    According to a memo distributed to BART Directors, the agency won’t do a press release on the June 30 theft because it was a ‘petty crime’ that would make BART look ‘crime ridden.’ Furthermore, it would ‘unfairly affect and characterize riders of color, leading to sweeping generalizations in media reports.’
    The memo was from BART Assistant General Manager Kerry Hamill.

    This post was published at Zero Hedge on Jul 12, 2017.


  • BOND ROUT!!!

    Nothing ever goes in a straight line. For every rally there will inevitably be a retracement, a minor selloff often of no more than profit taking. These are generally pauses where a durable trend either overcomes doubts, or succumbs to them. In the stock market, they call it the wall of worry.
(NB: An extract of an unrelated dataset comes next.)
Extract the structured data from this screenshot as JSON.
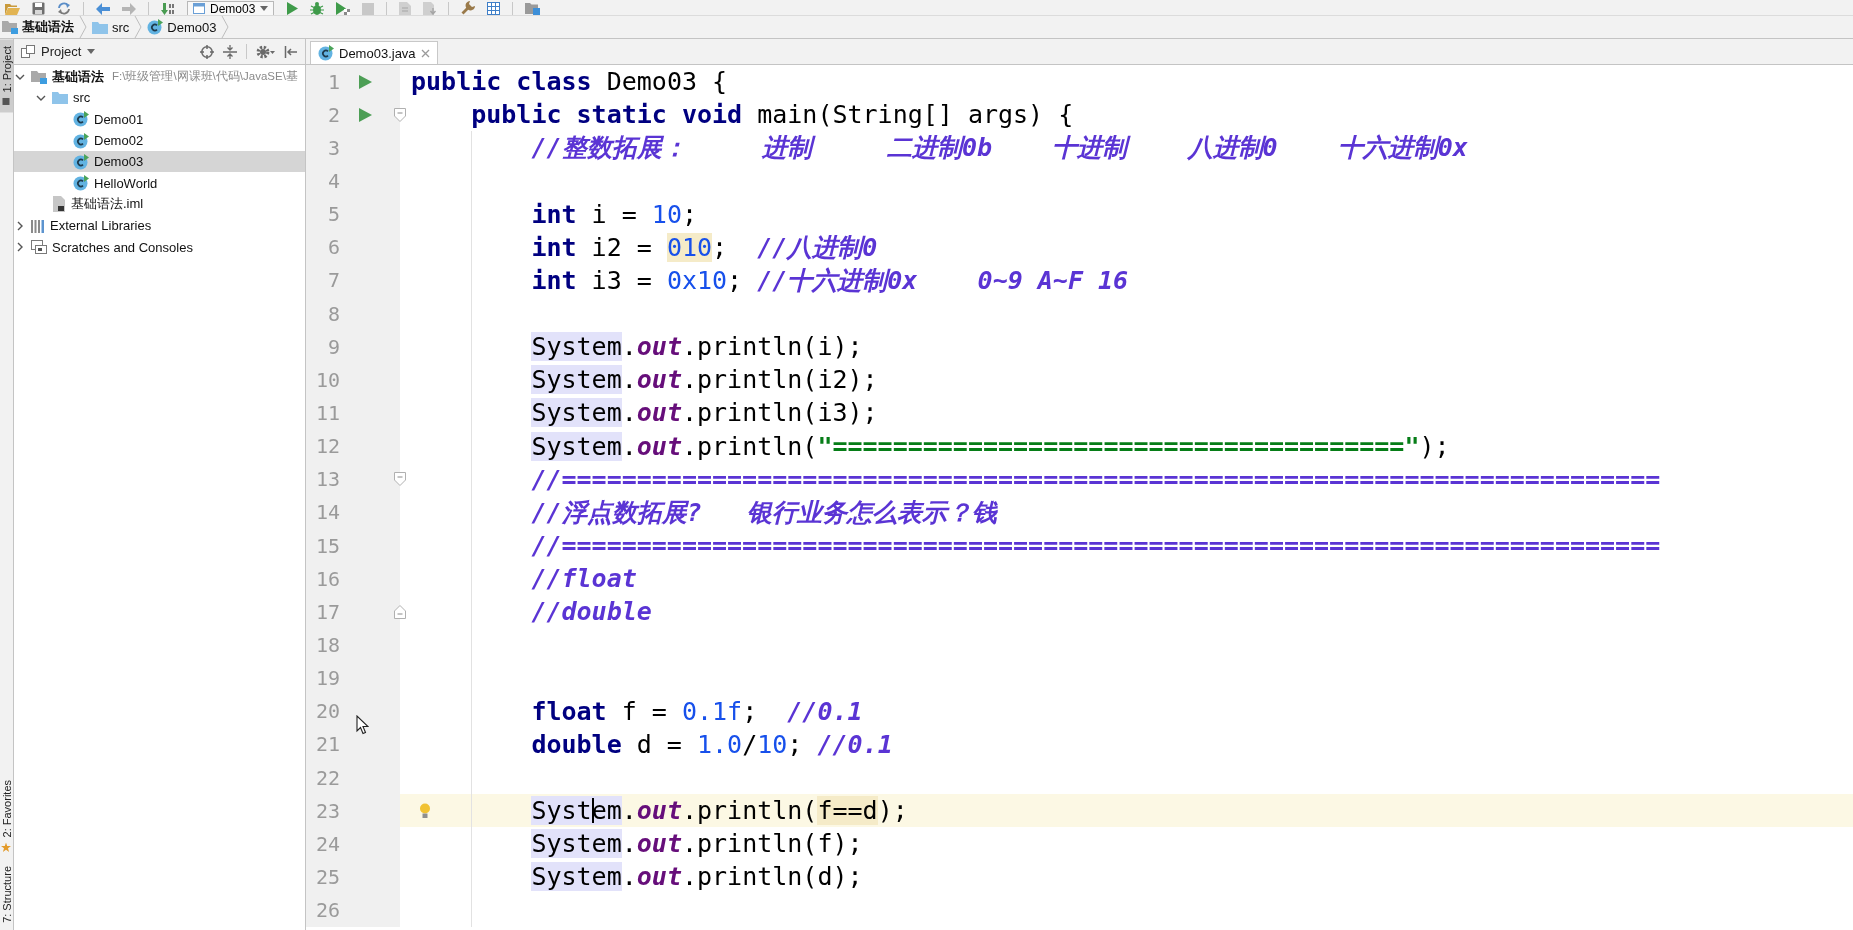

In bonds, it’s become a bit more complicated.
    At this particular moment, US treasuries are again being sold. It’s really not to this point all that much, but you wouldn’t know it from the commentary trying to describe it. The headlines all scream in unison BOND ROUT! It is in many ways the opposite of stocks, where even larger corrections (like the liquidations in 215 and 2016) get shrugged off as nothing of great concern.
    This disparity is, however, quite easily explained. Stocks on the way up are a reflection of the way the world is supposed to be. It just isn’t possible, in mainstream convention, for prolonged economic agony. Share prices as they are now, as they have been since especially QE3 in 2012, are signaling the end of the malaise and the belated return of conventional sense. Bond yields going only lower are a loud (and more robust) contradiction to good orthodox understanding of the way the whole world might actually work.

    This post was published at Wall Street Examiner by Jeffrey P. Snider – July 7, 2017.